“I have found that the process of discovering who I really am, begins with knowing who I really don’t want to be.”―
“I have come to believe that hard times are not just meaningless suffering and that something good might turn up at any moment. That’s a big change for someone who used to come to in the morning feeling sentenced to another day of life. When I wake up today, there are lots of possibilities. I can hardly wait to see what’s going to happen next.”
Two years ago this evening, I was admitted to the hospital for overdrinking and alcohol poisoning. Clocking in at 0.35 on the BAC chart and slumped over the steering wheel of my car, I had attempted to take my own life, unsuccessfully. Selfish ambition had brought me to a place of utter hopelessness and selfishness would lead me to a place where I thought it was better if I wasn’t existing.
As I think through the past 730 days, there is much to be thankful for. There is much to celebrate. I am in a very different place than I was two years ago, today. And along the way, I have experienced some of the most difficult moments of my life.
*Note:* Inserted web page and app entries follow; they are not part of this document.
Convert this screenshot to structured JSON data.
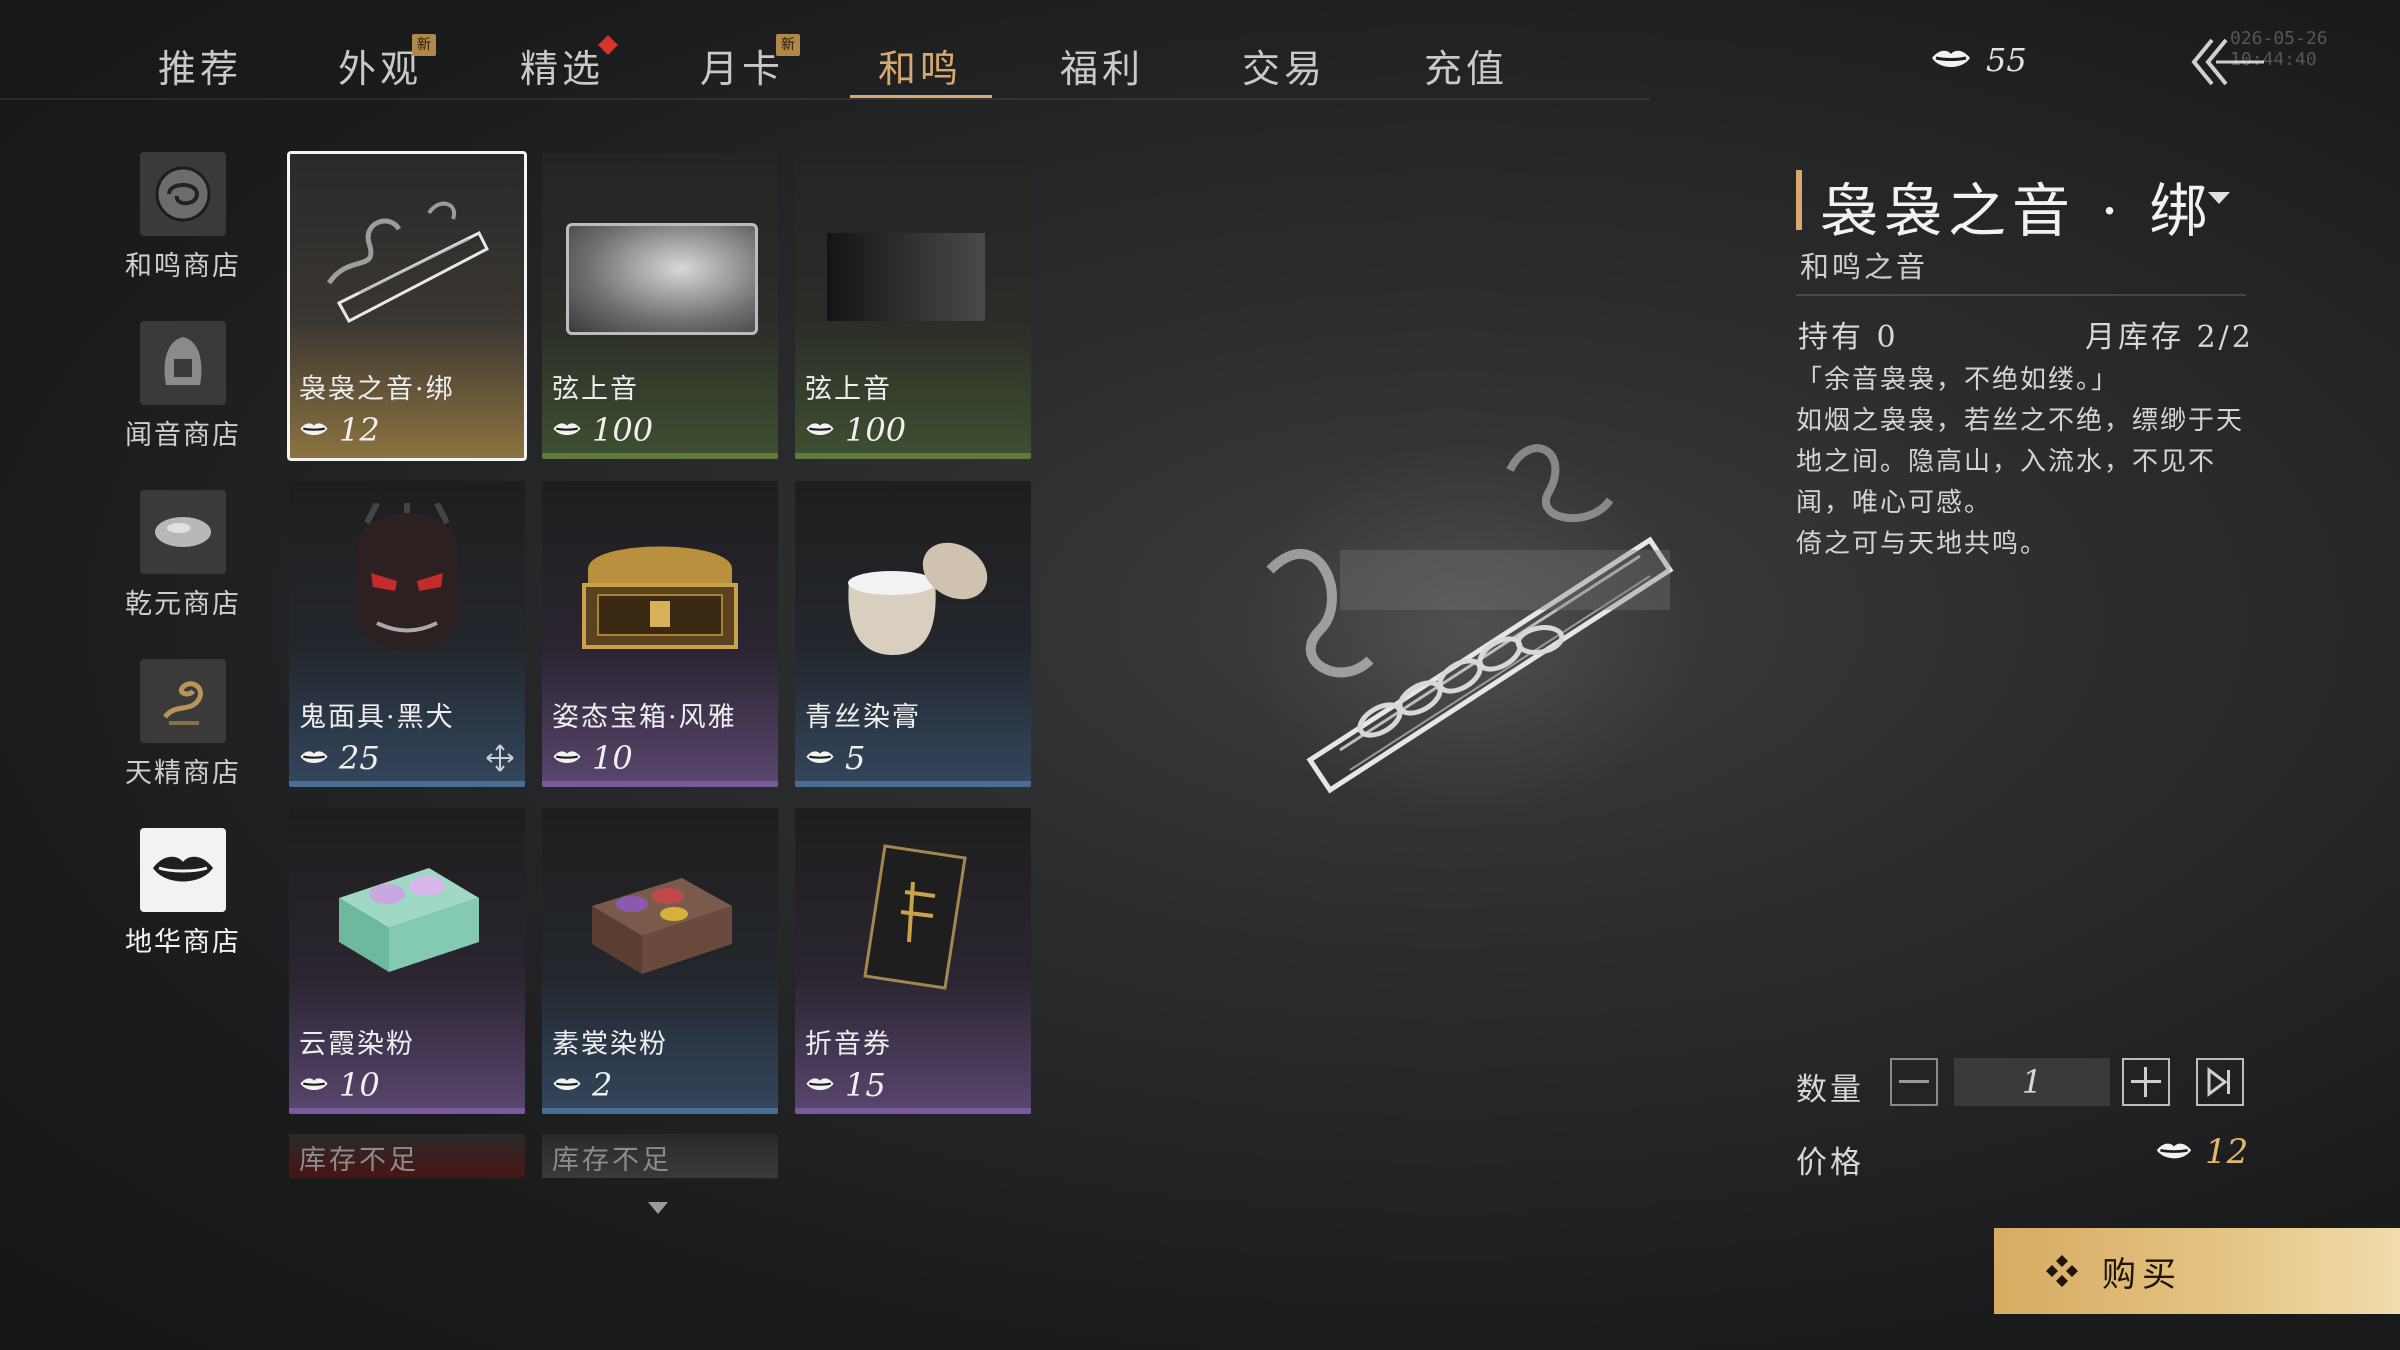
{
  "nav": {
    "tabs": [
      {
        "label": "推荐"
      },
      {
        "label": "外观",
        "badge": "新"
      },
      {
        "label": "精选"
      },
      {
        "label": "月卡",
        "badge": "新"
      },
      {
        "label": "和鸣"
      },
      {
        "label": "福利"
      },
      {
        "label": "交易"
      },
      {
        "label": "充值"
      }
    ],
    "active_tab": "和鸣",
    "currency_amount": "55",
    "timestamp": "026-05-26 10:44:40"
  },
  "sidebar": {
    "items": [
      {
        "label": "和鸣商店",
        "icon": "swirl-emblem-icon"
      },
      {
        "label": "闻音商店",
        "icon": "seal-stone-icon"
      },
      {
        "label": "乾元商店",
        "icon": "jade-pebble-icon"
      },
      {
        "label": "天精商店",
        "icon": "dragon-icon"
      },
      {
        "label": "地华商店",
        "icon": "lips-icon",
        "selected": true
      }
    ]
  },
  "grid": {
    "items": [
      {
        "name": "袅袅之音·绑",
        "price": "12",
        "selected": true,
        "color": "#a68a4e"
      },
      {
        "name": "弦上音",
        "price": "100",
        "color": "#5f7a3a"
      },
      {
        "name": "弦上音",
        "price": "100",
        "color": "#5f7a3a"
      },
      {
        "name": "鬼面具·黑犬",
        "price": "25",
        "color": "#4a6d92"
      },
      {
        "name": "姿态宝箱·风雅",
        "price": "10",
        "color": "#7a5a9a"
      },
      {
        "name": "青丝染膏",
        "price": "5",
        "color": "#4a6d92"
      },
      {
        "name": "云霞染粉",
        "price": "10",
        "color": "#7a5a9a"
      },
      {
        "name": "素裳染粉",
        "price": "2",
        "color": "#4a6d92"
      },
      {
        "name": "折音券",
        "price": "15",
        "color": "#7a5a9a"
      }
    ],
    "out_of_stock_label": "库存不足"
  },
  "detail": {
    "title": "袅袅之音 · 绑",
    "subtitle": "和鸣之音",
    "owned": "持有 0",
    "monthly_stock": "月库存 2/2",
    "description": [
      "「余音袅袅，不绝如缕。」",
      "如烟之袅袅，若丝之不绝，缥缈于天",
      "地之间。隐高山，入流水，不见不",
      "闻，唯心可感。",
      "倚之可与天地共鸣。"
    ],
    "quantity_label": "数量",
    "quantity": "1",
    "price_label": "价格",
    "price": "12",
    "buy_label": "购买"
  },
  "colors": {
    "accent_gold": "#d9a86c",
    "price_gold": "#e6b66a"
  }
}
I know that life won’t get any easier or become more palatable. Life on life’s terms is a bitch, but today, I can manage without coping inappropriately. This is a good thing.
I was reminded today of that moment nearly a year and a half ago when a Pastor that I admired from afar was successful at taking his own life. At the time, I was still dealing with significant fallout from my own poor choices in life and in near-death and was confronted with the fact that I wasn’t the only Pastor (at that point ex-pastor) who dealt with these issues. I know now that many Pastors deal with these issues on a day to day basis. I know that Pastors around the U.S. regularly have thoughts of suicide, leaving their roles as Pastors, or just giving up. It’s not abnormal, it’s just not normal to talk about. Being strong, showing strong, and showing that God is strong, even when none of that is true is often the downfall of a man or woman that is leading in ministry. So, many Pastors remain silent. They don’t reach out for help. I didn’t. And even if they do reach out for help, as Jarrid seemed to do, sometimes, it just isn’t enough to withstand the intense pressures that those Pastors feel.
Suicide is not relegated to the Pastorate. Nor is alcoholism. In fact, in nearly all professions, the statistics remain similar to the number of people affected by both of these plagues. Neither are selective in who they affect. Sure, the choices that one makes to bring themselves to the point of identifying with either monster play a significant part in the statistics, but across each and every vocation, these statistics of ‘affect’ are similar.
I pray regularly for those that are still suffering from alcoholism. Each time I go to a meeting, each time I listen to a meeting on a podcast, each time I go to church and the pastor prays for those that are suffering, I pray for those that are wrapped up in the darkness of depression and trying to cope with a depressant. I also pray that God will sustain me, one day at a time from the allures of coping. I know that I am only one decision away from relapse and that I can only control myself. I cannot control anyone else, or decisions that others might make. I have to live in this space, a space of both freedom and captivity. But today, I live. And I am incredibly grateful for the past two years of life. My family, my kids, my friends, my job, and my life are so very different but it’s been an incredible ride. I look forward to the next two years of grateful living, full of bumps and turns.
But today, I’ll just be grateful for today. One day at a time, I’ll make it. And tomorrow is a new day.